Some of the key attributes where digital culture can be embedded into the working of an organisation include data-driven decision making, cross-functional collaboration and use of technology for networking with partners and customers, innovation, and creation of new products.
The ‘maturity’ factor
According to Deloitte’s 2020 Digital Transformation Survey, companies with higher levels of digital maturity reported higher revenue growth and profit margins (45%) as compared to those with lower maturity (15%). Higher digital maturity ensures better financial performance through greater business efficiency, customer satisfaction, and employee engagement. It also allows companies to focus better on innovation, thereby impacting product/service quality and overall business growth.
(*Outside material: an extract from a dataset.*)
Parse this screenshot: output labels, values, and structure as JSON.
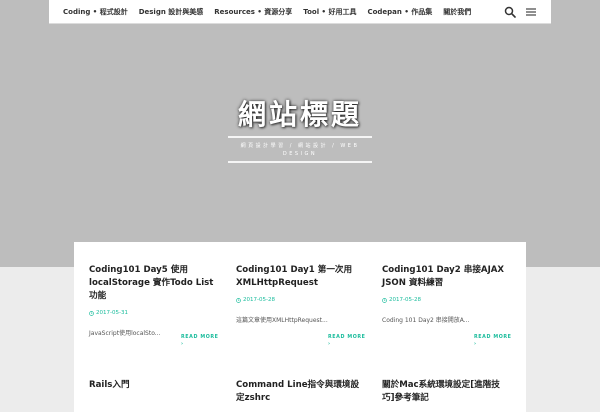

An oft-cited example here is the case of Volvo Cars that is known for its engineering excellence and high-quality products. The company’s digital strategy not only focused on improving its core business of building new cars, but also brought about changes in how it approached design, innovation, collaboration with partners, and governance. This result: a highly connected car that provided customers much greater flexibility to accommodate new enhancements and applications.
Deloitte enlists several factors or ‘digital pivots’ that reflect an organisation’s digital maturity level. These include flexible and secure infrastructure, data mastery, digital savvy open talent networks and intelligent workflows, unified customer experience, and business model adaptability.
A majority of digitally mature companies are already using digital solutions to improve their productivity and performance across different business functions. In fact, being digitally mature enabled Volvo to wade through the Coronavirus pandemic as it already had the right systems and processes in place. Digitally maturing companies intentionally cultivate their digital cultures in support of critical business initiatives, says Deloitte.
Microsoft is another example of how a company can completely switch to a digital mode without hampering its business activities. During the Covid-19 crisis, the company not only fast-tracked its own digitisation efforts but also actively supported customers and partners to adapt to a world of remote everything’. CEO Satya Nadella has often talked about the need to collaborate and to adopt a growth mindset and continue refining business practices for remote work. However, Nadella has also expressed his concerns about the problems that may emerge by doing all work remotely.
While the COVID-19 crisis forced companies to operate completely on a remote work format, it would be more prudent to have a balanced or hybrid structure in the long term. Developing a digital culture an ongoing process and will continue as companies continue to grow and evolve. What is important is to ensure an inclusive, agile and open work environment that has the maturity to adapt to changing market situations.
Shweta Verma, former Executive Editor, Dataquest, and an independent content development consultant